So you’re going to a Super Bowl party, but honestly you couldn’t care less about the teams, or even football; you’ll probably get caught more up in the artichoke dip than the broadcast. Or maybe you actually love football, and you use commercial breaks for their original God-given purpose, going to the bathroom. Or, you know, you have better things to do this Sunday.
Whatever your situation, you have a problem. You can’t participate in modern American society without having something to contribute to the conversations about Super Bowl ads.

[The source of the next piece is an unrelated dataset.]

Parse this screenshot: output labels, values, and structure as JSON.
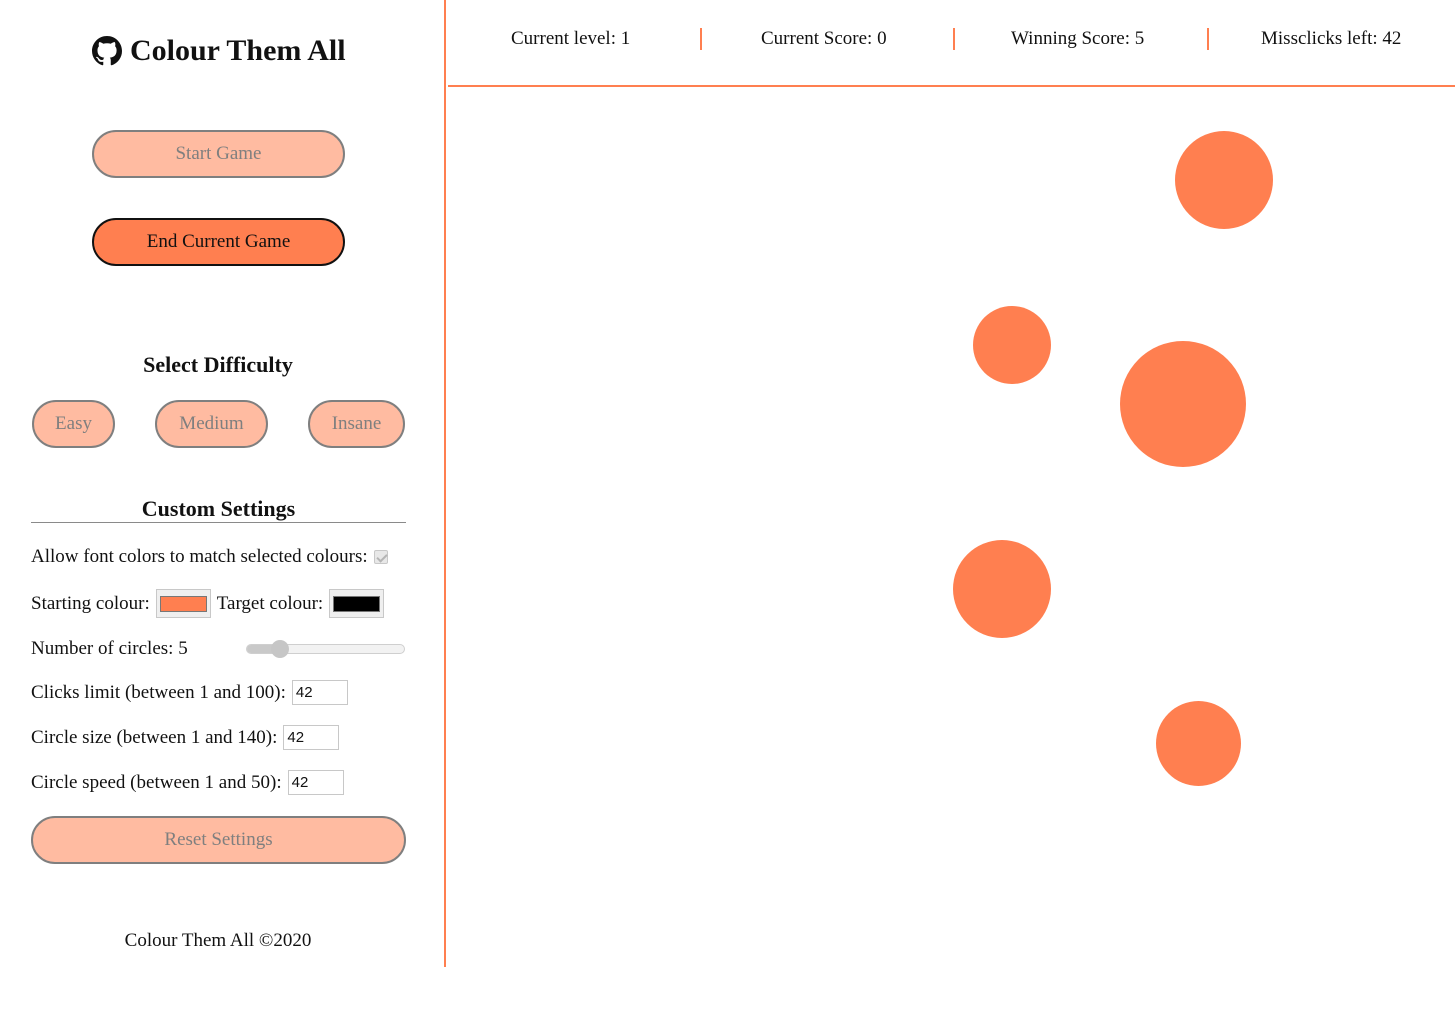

But we’ve got you covered. Turns out, a special class of people are employed to upload and distribute every commercial to the web right after it airs. Here are links to those bounties:
NBC, which has the broadcast rights to the Super Bowl, is getting hip to the online strategy this year and has already announced it will post all the ads “almost immediately after they air” on NBC.com, Hulu and SuperBowl.com.
Voting on Super Bowl ads is practically a sport of its own. Hulu is hosting a vote this year, though its users might be a little biased because the site is also running its own Super Bowl ad during the TV broadcast. It can do that cause it’s part-owned by NBC. (Hulu, by the way, keeps telling us it will “finally reveal the secret behind [its] service” during the ad — hopefully it involves sock puppet slave labor.)
YouTube is also hosting all the ads and a viewer vote on its Super Bowl AdBlitz channel. (Hulu’s results will be announced on Tuesday; YouTube’s on Thursday.)
You could also use a video search engine like Mefeedia to get the top Super Bowl results from all the different video hosts it indexes.
MySpace has a page set up with an amusing teaser video, so it seems safe to say they’ll update the content for 2009 (right now it’s mostly last year’s stuff). Update: MySpace says the site will be “an interactive sports community where football fans can track the game as it happens, watch commercials aired during the game moments after they’ve been broadcast, view original content, and connect with both like-minded and rival fans during the broadcast of Super Bowl XLIII.”
Spike.com is all set up for its seventh-annual “Commercial Bowl.” If you’re looking for ads immediately after they air, this might be a good bet, since they’ve probably honed the process after all these years. Spike already has a sneak-preview up of some of this year’s ads.
There’s also a dedicated 12-year-old independent site called Superbowl-ads.com which posts all the ads and discussion around them. Want to get the on-demand experience of watching ads online on your big TV? This year Superbowl-ads.com partnered with GridNetworks to allow users to hook that up with their existing hardware.
Meanwhile, RealNetworks reminds us that if you really like a particular ad, you can use their plug-in to download it and save it forever.
And hey, if you do actually watch the game on TV, there’s one technological treat that just won’t be the same on the web. Last night Chris and I went to a media event for Intel and Dreamworks‘ Super Bowl ad stunt. Their 2.5-minute, 3D commercial pod will feature a 3-D trailer for the upcoming Monsters vs. Aliens movie. To see it in 3-D, you need to pick up one of 130 million pairs of 3-D glasses that are currently being distributed for free to consumers at 28,000 supermarkets and other retail locations across the country.